That man is R.G. LeTourneau, and you have over him that he stepped into a difficult economy with pretty much no preparation. For most of his life, he called himself "a mechanic the Lord blessed," and that's where the understatement begins. The thing is that R.G. LeTourneau knew how to learn; as an inventor and innovator, he changed what's possible in our world by completely upending how earthmovers are made and the very things a machine can accomplish. As a philanthropist, he put new lenses on how Christians look at careers-and built what is now LeTourneau University, a most practical place to see spiritual gifts blur into marketplace skills.

If you're a professional looking for a model, here he is; for a Christian to emulate, you're still in the right place. And if you're in the market for some savvy career advice, read on:

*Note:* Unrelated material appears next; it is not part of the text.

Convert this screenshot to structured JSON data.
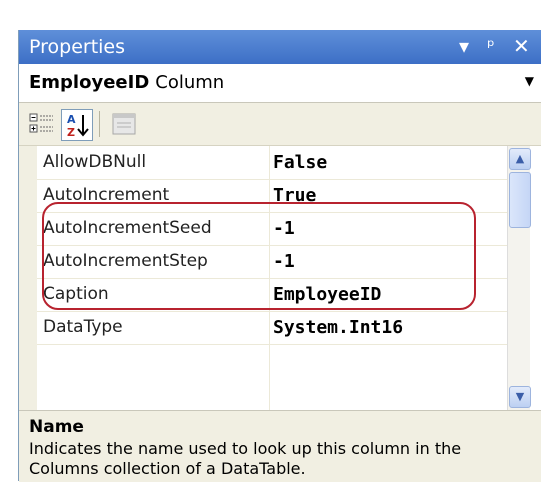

1. Never Let "Unfair" Stop You
When America entered World War I, a prior injury kept R.G. LeTourneau from military service. So he left the auto garage he co-owned and served his country by working in a shipyard. His reward for that altruism? He returned to a bankrupt business that saddled him with serious debt. Unfair? Certainly. But never mind that. Mr. LeTourneau found work using his mechanical skills to repair a land scraper. The machine's owner asked him to level a 40-acre plot, and Mr. LeTourneau fell into a lifelong passion for the earthmoving business. The moral: "Unfair" may be the open door you didn't know you wanted.

2. Failure Is an Option . . . and an Opportunity
The film Apollo 13 popularized the phrase, "Failure is not an option," but we've already seen from R.G. LeTourneau's life that it was for him. More often than not, failure is opportunity in work clothes. Finding his passion in earthmoving couldn't prevent the potholes. Twice he almost went bankrupt in that competitive niche of the construction business. And in facing those setbacks, he turned his eye not to moving earth but to the equipment that does it. He became an innovator, inventor and industrialist. The young man "unfit" for World War I manufactured 70 percent of the heavy machinery used by the U.S. to win World War II. Moral: Early failure leads to later opportunity.

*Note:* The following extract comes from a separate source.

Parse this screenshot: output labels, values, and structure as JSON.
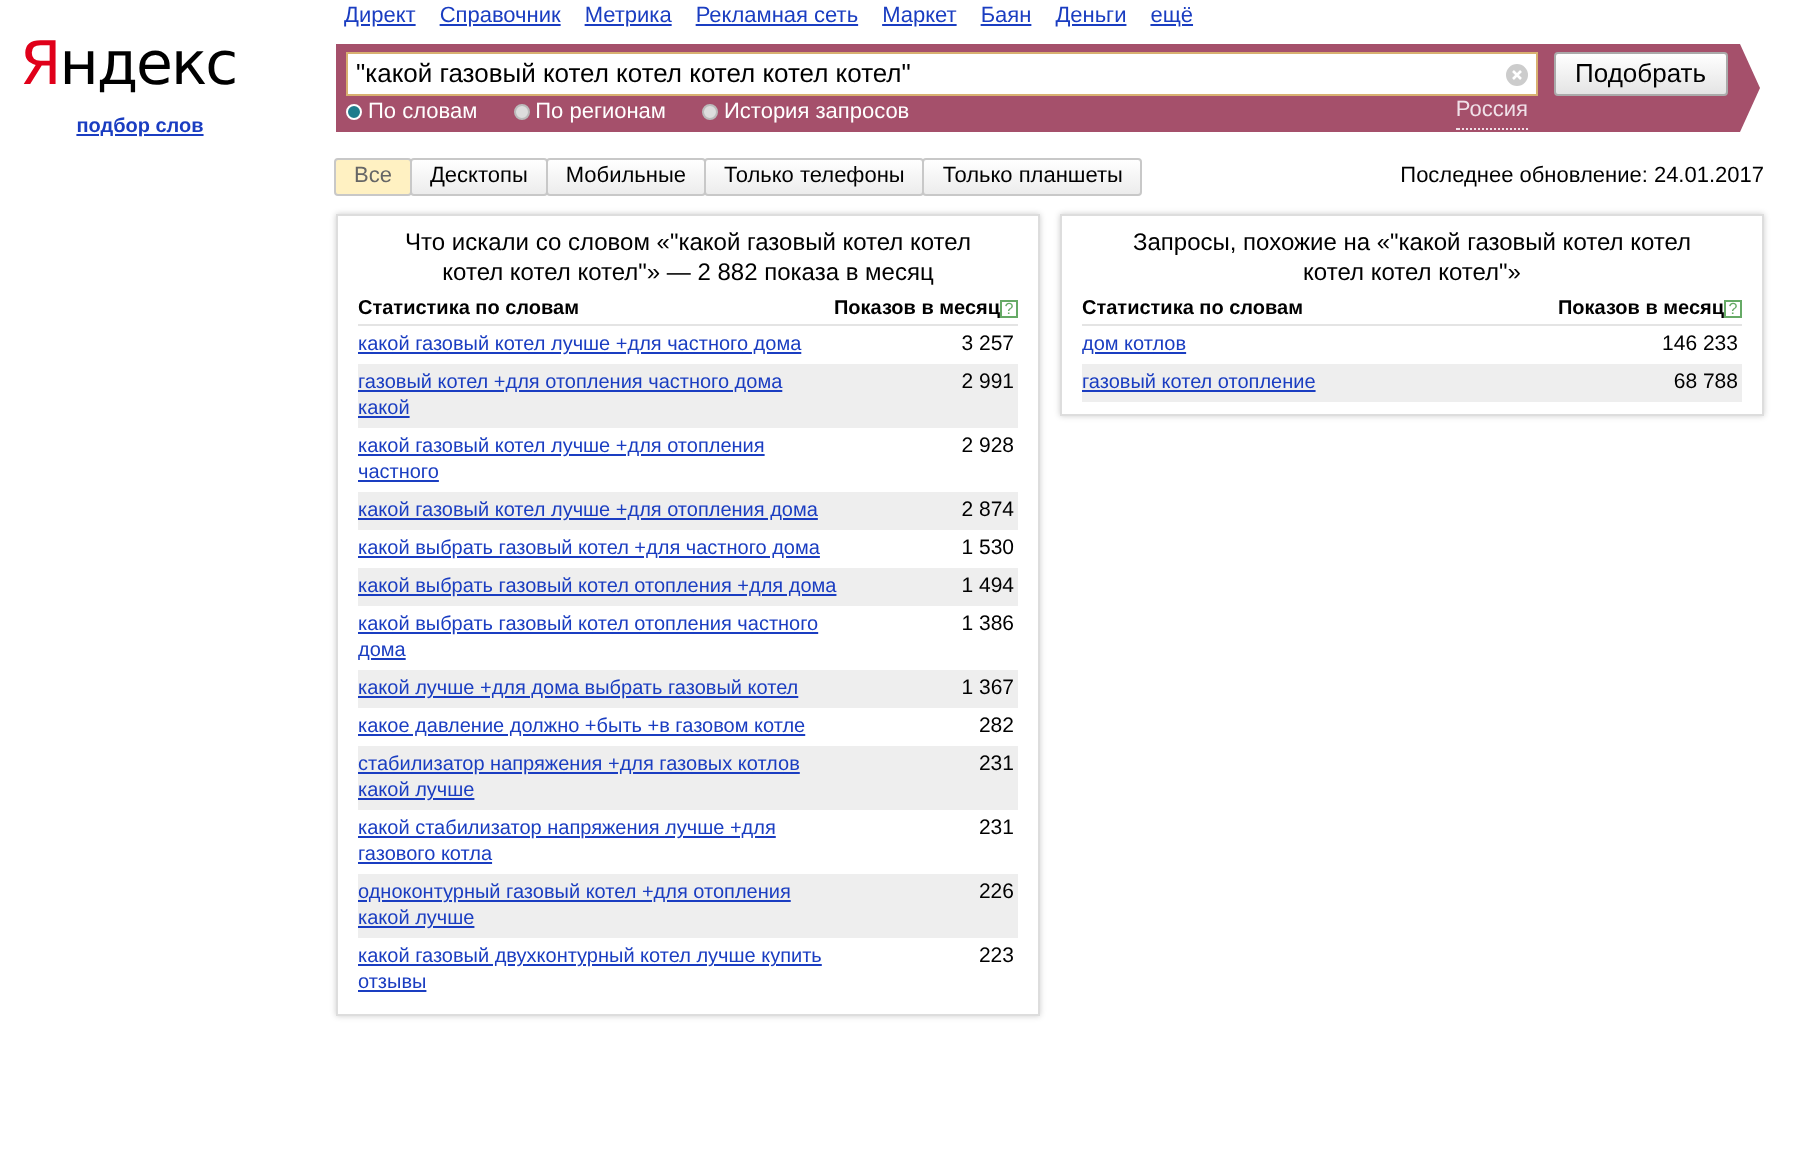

3. 'It Hasn't' Doesn't Mean 'It Can't'
With the exception of 4-year-old boys, people today hardly blink as they pass the massive earthmovers common at construction sites. Some of these machines are the size of small buildings themselves. There was a time, however, when no one conceived of machinery on such a scale. R.G. LeTourneau successfully made earthmoving machines, but why stop there? After he sold one manufacturing firm, he started another-this time to employ game-changing technology in earthmoving equipment that he pioneered. His career decisions shone out a simple truth: just because something hasn't been done, doesn't mean it can't be done.

4. Your Mission Field? You're working in It.
R.G. LeTourneau moved the earth in many ways. Another case in point: He pioneered the idea that a "mission" field goes way outside the borders of church work or foreign service. What about the workplace? R.G. LeTourneau, in fact, often was called "God's businessman." That legacy thrives on at the university he founded, America's only Christian university clearly mandated to prepare Christians for the marketplace.

5. Some Things Never Move
R.G. LeTourneau in his day moved a lot of dirt, but never forgot that both work and personal life have everything to do with that real estate that does not shift: where a person stands with God. Through bottomed-out economies, personal catastrophe, bad business partners, short deadlines, breakdowns, hard decisions-and repeatedly facing off against real mountains-he knew who God was, so he knew who he was.

The smartest business people I know seek out any best practices that can advance their courses, their ladders and climbs. If you're just hearing about R.G. LeTourneau, you would do well to study what made him such an original. If you know about him, you already know that.

Dr. Dale Lunsford is president of LeTourneau University.
Source URL : http://www.christianpost.com/news/good-thoughts-for-hard-times-from-r-g-letourneau-105804/